An exhibition in Berlin has drawn both praise and condemnation for presenting the lives and migration routes of the city's African drug dealers. The artist behind it believes the dealers do brave political work.
A small exhibition in the Kreuzberg district of Berlin has become the center of a German media controversy for presenting the backgrounds of 13 African-born drug dealers in the city's parks.
The exhibition, entitled "Other Homelands: Origins and Migration Routes of Berlin Park Drug Sellers"
consists of 12 cardboard silhouette figures, and one steel one, representing some of the drug dealers interviewed for the exhibition, along with photos showing scenes from their countries of origin (mostly in West Africa) and information in the dealers' native languages about their often treacherous journeys to Germany — though without their names. The exhibition also features a "travel portal," which offers advice for visitors on how best to travel to the homelands of the various drug dealers.
Germany's right-wing media and conservative politicians have accused Berlin authorities of "heroizing" drug dealers, while the Green party-led Kreuzberg council, which finances the FHXB museum where the exhibition is being held, defended it as an important contribution to a political debate.
'Only in Berlin'
Germany's leading mass-circulation daily Bild took exception to the use of tax money to fund the exhibition, and headlined its article, "Only in Berlin: Museum celebrates drug dealers," but Green party councilor Clara Herrmann rejected calls from the conservative opposition to shut down the exhibition before it opened at the end of November.
"Here in the district's museum work and beyond we hold art in high esteem, and in my opinion part of that means that art must provoke, irritate and trigger debates," she said. "The exhibition does not deal with the issue of drugs and does not glorify the issue of drugs."
But Timur Husein, leader of the local Christian Democratic Union (CDU) party in the local assembly, demanded that the exhibition be shut down and suggested it be replaced with an exhibition focusing on the lives of drug addicts. His party colleague Burkard Dregger, commented simply, "These drug dealers belong in prison and not in an exhibition."
In a press release, Scott Holmquist, the French-American artist behind the exhibition, said the aim was to counter the public and media perception of African drug dealers as "scapegoats ... for collective hatred," and that, "against the background of these various obstacles, the drug sellers work unflinchingly and bravely in the public space."
'Brave and unflinching'
That last line caused particular consternation among some right-wing commentators, though it was in line with Holmquist's often provocative approach — in 2016, he triggered a similar scandal by proposing a public monument to African drug dealers for providing "a socially valuable service appreciated by many people."
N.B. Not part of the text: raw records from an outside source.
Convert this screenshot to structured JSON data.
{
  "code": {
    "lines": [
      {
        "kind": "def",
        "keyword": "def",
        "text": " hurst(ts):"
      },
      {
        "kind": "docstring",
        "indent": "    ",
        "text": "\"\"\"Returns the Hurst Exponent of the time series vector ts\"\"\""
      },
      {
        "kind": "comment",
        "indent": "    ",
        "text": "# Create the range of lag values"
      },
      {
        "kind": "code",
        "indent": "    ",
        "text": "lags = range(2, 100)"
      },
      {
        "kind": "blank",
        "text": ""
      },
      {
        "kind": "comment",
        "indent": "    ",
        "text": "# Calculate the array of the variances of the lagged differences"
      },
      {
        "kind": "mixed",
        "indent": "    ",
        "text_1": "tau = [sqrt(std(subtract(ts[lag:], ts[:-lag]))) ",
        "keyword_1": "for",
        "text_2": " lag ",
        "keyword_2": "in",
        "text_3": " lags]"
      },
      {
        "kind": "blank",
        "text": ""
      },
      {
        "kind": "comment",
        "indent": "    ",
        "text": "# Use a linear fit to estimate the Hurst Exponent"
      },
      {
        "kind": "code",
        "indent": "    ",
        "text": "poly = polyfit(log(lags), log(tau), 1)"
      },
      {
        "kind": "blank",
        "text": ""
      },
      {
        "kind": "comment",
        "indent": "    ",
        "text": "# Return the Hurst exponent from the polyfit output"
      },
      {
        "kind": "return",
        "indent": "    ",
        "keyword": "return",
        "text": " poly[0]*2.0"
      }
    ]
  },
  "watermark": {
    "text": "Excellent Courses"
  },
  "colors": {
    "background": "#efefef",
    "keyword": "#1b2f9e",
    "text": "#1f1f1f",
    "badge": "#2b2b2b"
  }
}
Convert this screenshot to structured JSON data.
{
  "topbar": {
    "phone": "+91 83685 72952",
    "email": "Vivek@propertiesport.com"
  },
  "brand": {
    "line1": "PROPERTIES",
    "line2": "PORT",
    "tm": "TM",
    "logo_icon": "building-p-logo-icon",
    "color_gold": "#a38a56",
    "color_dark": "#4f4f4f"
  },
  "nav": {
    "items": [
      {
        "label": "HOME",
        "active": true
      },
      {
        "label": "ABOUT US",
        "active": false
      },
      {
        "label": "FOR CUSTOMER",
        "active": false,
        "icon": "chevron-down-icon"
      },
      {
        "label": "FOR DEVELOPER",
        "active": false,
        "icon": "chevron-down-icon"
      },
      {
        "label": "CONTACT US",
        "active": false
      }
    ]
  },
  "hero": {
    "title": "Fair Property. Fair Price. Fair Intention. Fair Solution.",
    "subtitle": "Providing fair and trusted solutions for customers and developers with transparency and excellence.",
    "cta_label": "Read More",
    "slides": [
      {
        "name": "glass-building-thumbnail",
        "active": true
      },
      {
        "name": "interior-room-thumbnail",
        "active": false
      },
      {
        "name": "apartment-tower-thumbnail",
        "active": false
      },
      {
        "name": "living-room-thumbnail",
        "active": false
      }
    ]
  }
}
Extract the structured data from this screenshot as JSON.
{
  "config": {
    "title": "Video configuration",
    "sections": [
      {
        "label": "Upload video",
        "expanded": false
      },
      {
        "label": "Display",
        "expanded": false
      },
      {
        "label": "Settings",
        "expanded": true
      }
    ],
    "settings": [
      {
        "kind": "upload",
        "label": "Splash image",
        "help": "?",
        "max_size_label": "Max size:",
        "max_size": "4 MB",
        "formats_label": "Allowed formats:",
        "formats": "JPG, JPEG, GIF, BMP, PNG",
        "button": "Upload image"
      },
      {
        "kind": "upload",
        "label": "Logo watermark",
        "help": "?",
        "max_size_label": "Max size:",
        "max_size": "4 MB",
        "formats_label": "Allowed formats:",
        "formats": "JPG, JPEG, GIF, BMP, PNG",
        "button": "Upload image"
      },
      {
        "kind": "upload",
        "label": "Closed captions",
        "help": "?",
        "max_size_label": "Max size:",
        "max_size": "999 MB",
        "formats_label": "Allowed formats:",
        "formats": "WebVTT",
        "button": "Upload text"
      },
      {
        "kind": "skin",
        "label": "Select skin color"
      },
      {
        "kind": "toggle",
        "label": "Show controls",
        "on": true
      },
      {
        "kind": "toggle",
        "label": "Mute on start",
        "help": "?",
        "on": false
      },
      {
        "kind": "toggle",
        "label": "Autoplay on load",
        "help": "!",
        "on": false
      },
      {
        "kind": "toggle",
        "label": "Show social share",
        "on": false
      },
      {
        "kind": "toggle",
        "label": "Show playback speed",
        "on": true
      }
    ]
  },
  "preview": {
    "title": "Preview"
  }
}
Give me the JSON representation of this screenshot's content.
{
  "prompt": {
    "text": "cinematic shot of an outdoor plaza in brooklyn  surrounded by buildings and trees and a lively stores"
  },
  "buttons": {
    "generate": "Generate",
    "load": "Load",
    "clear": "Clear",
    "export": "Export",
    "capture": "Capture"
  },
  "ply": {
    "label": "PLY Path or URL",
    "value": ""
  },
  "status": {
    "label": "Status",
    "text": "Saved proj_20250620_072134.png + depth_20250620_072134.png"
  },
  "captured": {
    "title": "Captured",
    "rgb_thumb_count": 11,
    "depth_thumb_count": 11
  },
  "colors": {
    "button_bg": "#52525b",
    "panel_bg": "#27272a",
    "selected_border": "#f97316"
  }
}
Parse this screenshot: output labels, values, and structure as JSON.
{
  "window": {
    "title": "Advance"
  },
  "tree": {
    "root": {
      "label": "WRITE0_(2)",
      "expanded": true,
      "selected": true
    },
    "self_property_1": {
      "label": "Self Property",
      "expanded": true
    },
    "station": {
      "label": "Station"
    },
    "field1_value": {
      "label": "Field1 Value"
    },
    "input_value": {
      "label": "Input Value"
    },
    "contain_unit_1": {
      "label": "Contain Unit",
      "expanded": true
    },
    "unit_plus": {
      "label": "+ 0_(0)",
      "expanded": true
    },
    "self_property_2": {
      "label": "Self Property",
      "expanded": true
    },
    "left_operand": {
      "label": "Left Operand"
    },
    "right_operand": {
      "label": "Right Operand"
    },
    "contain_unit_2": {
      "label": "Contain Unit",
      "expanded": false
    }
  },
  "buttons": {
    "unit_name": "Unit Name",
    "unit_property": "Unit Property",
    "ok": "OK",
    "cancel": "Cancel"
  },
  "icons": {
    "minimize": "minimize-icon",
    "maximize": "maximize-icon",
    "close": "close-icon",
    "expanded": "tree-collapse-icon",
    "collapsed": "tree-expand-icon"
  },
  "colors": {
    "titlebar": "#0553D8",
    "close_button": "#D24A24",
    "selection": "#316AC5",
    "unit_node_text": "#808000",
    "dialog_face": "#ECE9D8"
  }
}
But Holmquist has no regrets about using the word "brave," and rejects the idea that his work is contentious. "They are brave. I don't understand why that's so controversial," he told DW. "If you're doing a job where someone might rob you, when police might come and bust you, that requires a certain amount of bravery and unflinching determination."
He said that he hoped his work might trigger debate about drug laws in Germany. "I think [the dealers'] work is also political," he added. "Major parties in Germany are advocating the legalization of drugs. In a way the dealers are practicing civil disobedience, even if they're not doing it intentionally. They're breaking stupid laws, and in a way they're weakening them, and they're helping to push Germany to a better drug policy."
Holmquist also said that the hysteria in the German media over the exhibition had caught him and the museum completely by surprise. "I absolutely did not expect this reaction," he said. "I love this museum and I didn't want it to have any headaches."
While migration is certainly a theme of the exhibition, the artist said his real interest was in what he called the "magical function of the drug dealer." "It's one of the only locations where commerce is not quite commerce," he said. "For many people buying drugs is a risky thing, they have to trust a stranger in a transaction — it occurs in a different psychic space. And it requires a kind of solidarity."
The exhibition has also received support from academics. Criminologist Bettina Paul, of Hamburg University, called it "brave" for attempting to break up the "racist stereotype" around drug dealers. "I think the exhibition is important because for decades there's been a unanimous folk-devil image of drug dealers, and especially if you connect it to the issue of migration you bring in all kinds of other social problems that don't really have anything to do with it," she told DW.
Paul also said she liked the fact the exhibition was not about the personal lives of the dealers. "I think it's plausible that you don't want to bring in individual motivations, because the focus is not so much on the activity itself, and that's where you'd end up," she said. "Because you'd search for explanations for why this person is doing it — and that kind of shifts the focus. Can you justify it or not? The approach was simply: these are human beings, not stereotypes."